When you enter the world of plastic cameras, you’re undoubtedly going to run across the term Lomography. Just what is lomography, how does it relate to photography, and where did this term come from?
Despite its technical-sounding name, lomography is not a historic term like photography or cyanotype or daguerreotype or so on. Instead, lomography is a made-up name, and it only came into being around 1992.
The world of lomography began in Austria, the home of so many other cool artistic and music endeavors. It was there that a group of students came across the Russian LOMO LC-A camera. The students thought it was cool. Much like the Holga, the LOMO was inexpensive, simple, and great fun. It shot 35mm film with manual advance, manual focus, and a fixed shutter speed.
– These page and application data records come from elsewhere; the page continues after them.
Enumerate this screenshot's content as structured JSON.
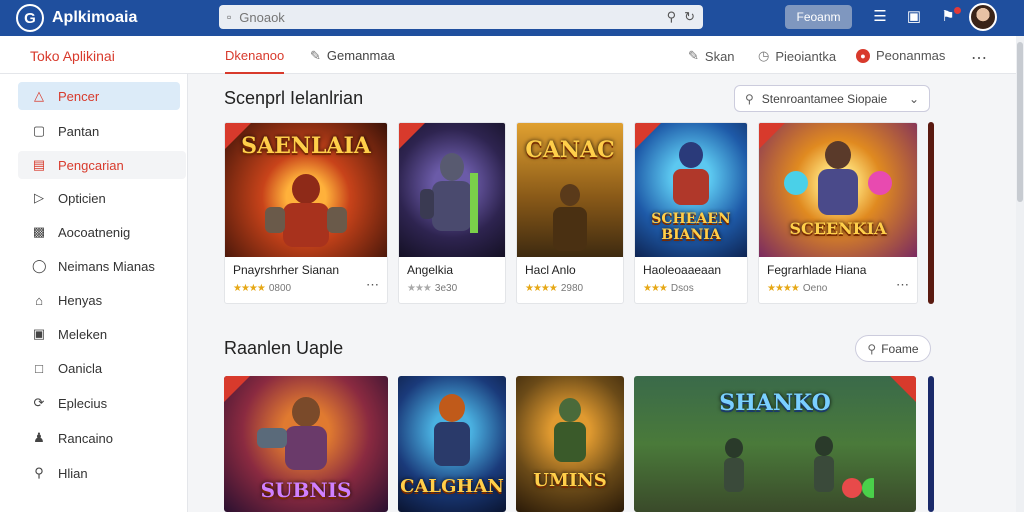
{
  "app": {
    "name": "Aplkimoaia",
    "logo_letter": "G"
  },
  "search": {
    "placeholder": "Gnoaok"
  },
  "top": {
    "button_label": "Feoanm"
  },
  "subbar": {
    "store_title": "Toko Aplikinai",
    "tabs": [
      "Dkenanoo",
      "Gemanmaa"
    ],
    "actions": [
      "Skan",
      "Pieoiantka",
      "Peonanmas"
    ]
  },
  "sidebar": {
    "items": [
      {
        "label": "Pencer",
        "icon": "warning-triangle-icon"
      },
      {
        "label": "Pantan",
        "icon": "monitor-icon"
      },
      {
        "label": "Pengcarian",
        "icon": "calendar-icon"
      },
      {
        "label": "Opticien",
        "icon": "play-square-icon"
      },
      {
        "label": "Aocoatnenig",
        "icon": "chart-square-icon"
      },
      {
        "label": "Neimans Mianas",
        "icon": "shield-icon"
      },
      {
        "label": "Henyas",
        "icon": "home-icon"
      },
      {
        "label": "Meleken",
        "icon": "image-square-icon"
      },
      {
        "label": "Oanicla",
        "icon": "chat-square-icon"
      },
      {
        "label": "Eplecius",
        "icon": "refresh-circle-icon"
      },
      {
        "label": "Rancaino",
        "icon": "user-icon"
      },
      {
        "label": "Hlian",
        "icon": "search-icon"
      }
    ]
  },
  "section1": {
    "title": "Scenprl Ielanlrian",
    "filter_label": "Stenroantamee Siopaie",
    "cards": [
      {
        "name": "Pnayrshrher Sianan",
        "rating_text": "0800",
        "art_title": "SAENLAIA",
        "theme": "fire"
      },
      {
        "name": "Angelkia",
        "rating_text": "3e30",
        "art_title": "",
        "theme": "purple"
      },
      {
        "name": "Hacl Anlo",
        "rating_text": "2980",
        "art_title": "CANAC",
        "theme": "gold"
      },
      {
        "name": "Haoleoaaeaan",
        "rating_text": "Dsos",
        "art_title": "SCHEAEN BIANIA",
        "theme": "blue"
      },
      {
        "name": "Fegrarhlade Hiana",
        "rating_text": "Oeno",
        "art_title": "SCEENKIA",
        "theme": "magic"
      }
    ]
  },
  "section2": {
    "title": "Raanlen Uaple",
    "pill_label": "Foame",
    "cards": [
      {
        "art_title": "SUBNIS",
        "theme": "fire2"
      },
      {
        "art_title": "CALGHAN",
        "theme": "blue2"
      },
      {
        "art_title": "UMINS",
        "theme": "gold2"
      },
      {
        "art_title": "SHANKO",
        "theme": "field"
      }
    ]
  },
  "colors": {
    "brand": "#1f4f9e",
    "accent": "#d83a2c",
    "sidebar_active": "#dcebf8"
  }
}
The possibilities, of course, were endless.
After playing with this camera for a while, the students quickly developed a fan base for the LC-A. They began distributing the LC-A throughout Europe. The group became so popular that they began developing other cameras as well. They created the Diana F+, which is a modern version of the Hong Kong “Diana” plastic camera. I own an original Diana and it’s just as much fun as the Holga is.
The core aim of the Lomography movement is to provide reliable, easy access to plastic cameras and to encourage film camera shooting. In our modern world of digital cameras, it can seem like “too much work” to shoot film. Also, people can easily obsess about getting exactly the right perfect image because, with a digital camera, they can just shoot, shoot, and shoot some more.
Film is often the opposite.
With a film camera, you know each shot matters. At the same time, you have to give up control. You can’t be exactly sure how it will come out. Will the exposure be right? Will there be light leaks? Will something be fuzzy? You can’t know, and that’s OK. You accept the process of how it works.
For all those reasons, it’s great that the lomographers exist and that they provide inexpensive plastic cameras for artists to work with. It’s a great step in preserving our long history of film artistry.